News & Events
Green light for Warwick Thornton’s new feature Sweet Country
16 September 2016
Cannes Film Festival Caméra d’Or-winning writer/director Warwick Thornton is set to bring to the big screen Sweet Country – the 1920s tale of an Aboriginal stockman tried for murder. Joined by co-writer Steven McGregor, Sweet Country is Thornton’s highly anticipated return to the director’s chair after the acclaimed 2009 drama Samson & Delilah and 2013 documentary The Dark Side.
Of the film’s exploration of frontier justice Thornton noted, “The rule of law was the last to arrive and the first to be broken. Sweet Country is our history.”
With major production investment from Screen Australia, Sweet Country has also received funding from Screen NSW and the South Australian Film Corporation. Sweet Country received early development funding from both Screen Territory and Screen Australia.
“Sweet Country represents for us a chance to be involved in an Australian frontier drama told from an authentic Aboriginal perspective, from one of the most celebrated Indigenous directors of our time,” said Penny Smallacombe, Head of Indigenous at Screen Australia. “Make no mistake – this film has the makings of a classic.”

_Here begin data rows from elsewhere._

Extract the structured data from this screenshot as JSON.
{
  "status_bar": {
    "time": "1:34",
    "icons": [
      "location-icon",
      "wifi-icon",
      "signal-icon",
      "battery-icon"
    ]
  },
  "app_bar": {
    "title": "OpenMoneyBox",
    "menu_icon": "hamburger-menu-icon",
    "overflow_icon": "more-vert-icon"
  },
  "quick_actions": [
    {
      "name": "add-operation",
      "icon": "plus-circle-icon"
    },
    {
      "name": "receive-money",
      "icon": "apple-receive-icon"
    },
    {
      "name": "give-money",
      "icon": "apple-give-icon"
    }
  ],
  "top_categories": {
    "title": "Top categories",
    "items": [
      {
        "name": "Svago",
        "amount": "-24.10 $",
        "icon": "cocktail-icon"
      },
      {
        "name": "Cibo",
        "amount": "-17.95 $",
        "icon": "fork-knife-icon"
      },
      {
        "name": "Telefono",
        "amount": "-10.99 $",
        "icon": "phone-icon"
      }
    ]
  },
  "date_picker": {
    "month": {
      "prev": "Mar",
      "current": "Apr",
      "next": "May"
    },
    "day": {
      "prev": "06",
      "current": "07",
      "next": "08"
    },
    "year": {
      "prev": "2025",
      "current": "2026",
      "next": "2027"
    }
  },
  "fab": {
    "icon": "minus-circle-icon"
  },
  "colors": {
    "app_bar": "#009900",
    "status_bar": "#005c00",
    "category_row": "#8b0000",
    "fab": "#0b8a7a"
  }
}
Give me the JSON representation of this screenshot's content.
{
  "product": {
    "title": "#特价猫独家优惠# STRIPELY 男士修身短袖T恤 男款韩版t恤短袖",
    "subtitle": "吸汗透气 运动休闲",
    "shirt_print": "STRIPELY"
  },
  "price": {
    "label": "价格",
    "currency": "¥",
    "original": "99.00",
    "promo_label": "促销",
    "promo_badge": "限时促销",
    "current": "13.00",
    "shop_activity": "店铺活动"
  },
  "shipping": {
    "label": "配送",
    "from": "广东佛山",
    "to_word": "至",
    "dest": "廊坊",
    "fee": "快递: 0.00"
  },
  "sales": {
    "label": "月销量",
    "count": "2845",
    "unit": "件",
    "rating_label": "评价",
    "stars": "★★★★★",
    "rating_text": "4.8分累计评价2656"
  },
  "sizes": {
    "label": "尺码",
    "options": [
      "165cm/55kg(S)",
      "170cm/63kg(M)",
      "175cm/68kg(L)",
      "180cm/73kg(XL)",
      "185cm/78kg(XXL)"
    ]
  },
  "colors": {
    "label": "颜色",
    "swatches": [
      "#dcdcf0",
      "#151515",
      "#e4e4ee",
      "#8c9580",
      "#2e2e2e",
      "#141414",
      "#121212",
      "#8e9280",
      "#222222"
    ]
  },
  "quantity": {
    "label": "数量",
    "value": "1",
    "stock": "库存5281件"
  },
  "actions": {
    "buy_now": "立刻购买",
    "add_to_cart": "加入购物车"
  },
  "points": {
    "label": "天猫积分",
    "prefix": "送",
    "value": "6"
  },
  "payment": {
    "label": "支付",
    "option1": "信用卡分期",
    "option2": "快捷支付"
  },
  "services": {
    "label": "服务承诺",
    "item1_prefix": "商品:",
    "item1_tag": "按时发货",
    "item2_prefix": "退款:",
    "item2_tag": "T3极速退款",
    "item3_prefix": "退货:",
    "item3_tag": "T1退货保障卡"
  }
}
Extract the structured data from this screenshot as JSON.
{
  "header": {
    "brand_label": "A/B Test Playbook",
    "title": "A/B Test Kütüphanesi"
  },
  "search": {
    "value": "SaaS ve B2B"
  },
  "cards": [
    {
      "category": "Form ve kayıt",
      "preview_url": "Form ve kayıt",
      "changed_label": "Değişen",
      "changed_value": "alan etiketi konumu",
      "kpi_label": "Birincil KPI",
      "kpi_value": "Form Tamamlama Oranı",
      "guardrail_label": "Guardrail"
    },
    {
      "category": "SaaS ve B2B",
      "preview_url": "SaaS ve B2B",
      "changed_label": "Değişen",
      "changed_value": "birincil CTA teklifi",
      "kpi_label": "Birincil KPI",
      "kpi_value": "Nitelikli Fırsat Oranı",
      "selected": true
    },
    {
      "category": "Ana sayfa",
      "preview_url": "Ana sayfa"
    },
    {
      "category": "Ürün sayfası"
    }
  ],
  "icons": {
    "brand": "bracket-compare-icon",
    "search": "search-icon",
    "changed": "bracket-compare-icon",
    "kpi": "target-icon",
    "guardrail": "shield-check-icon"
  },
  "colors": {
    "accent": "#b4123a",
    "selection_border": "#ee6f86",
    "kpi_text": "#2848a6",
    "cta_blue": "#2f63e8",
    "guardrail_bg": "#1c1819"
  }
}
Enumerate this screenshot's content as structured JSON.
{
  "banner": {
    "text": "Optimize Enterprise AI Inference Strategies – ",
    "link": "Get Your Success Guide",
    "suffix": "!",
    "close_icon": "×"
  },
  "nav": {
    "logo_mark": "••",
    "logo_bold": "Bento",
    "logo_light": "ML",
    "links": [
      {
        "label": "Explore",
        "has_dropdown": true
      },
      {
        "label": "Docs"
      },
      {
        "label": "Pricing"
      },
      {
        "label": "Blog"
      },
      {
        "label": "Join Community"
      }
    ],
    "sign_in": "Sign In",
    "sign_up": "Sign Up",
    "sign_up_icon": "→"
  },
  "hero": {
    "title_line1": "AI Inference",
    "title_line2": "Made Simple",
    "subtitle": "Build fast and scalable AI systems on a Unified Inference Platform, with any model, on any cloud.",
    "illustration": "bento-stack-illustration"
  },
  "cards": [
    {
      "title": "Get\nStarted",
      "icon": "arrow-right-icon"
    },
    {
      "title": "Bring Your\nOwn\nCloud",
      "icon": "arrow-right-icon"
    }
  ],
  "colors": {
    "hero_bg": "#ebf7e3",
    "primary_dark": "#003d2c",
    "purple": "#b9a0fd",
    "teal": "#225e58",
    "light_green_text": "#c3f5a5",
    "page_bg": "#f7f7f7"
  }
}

Sweet Country is to be produced by David Jowsey (Goldstone, Jasper Jones), Greer Simpkin (Goldstone, The Secret River, The Code) and David Tranter (Nganampa Anwernekenhe) with distribution by Transmission Films (Australia).
Beyond its box office appeal, Sweet Country will no doubt prompt conversation about a brutal time in Australia’s history, where justice rarely prevailed for Aboriginal people.
Producer Greer Simpkin noted, “It is a great privilege to bring together a team of Indigenous creatives that we have admired for years to realise Sweet Country. This is a powerful story from the heart of the country that we believe will resonate with audiences here and overseas.”
The production will shoot in South Australia and the Northern Territory later this year, with the South Australian Film Corporation’s CEO Annabelle Sheehan noting, “The creative team behind Sweet Country is extraordinary and they have developed a really compelling project for which northern South Australia will supply a magnificent backdrop to tell part of that story. The film’s highly talented director Warwick Thornton generously gave his time to mentor South Australian Aboriginal filmmakers at our August drama workshop. We are delighted to welcome him back to the state.”
See full media release here.
Featured image: Screen Australia logo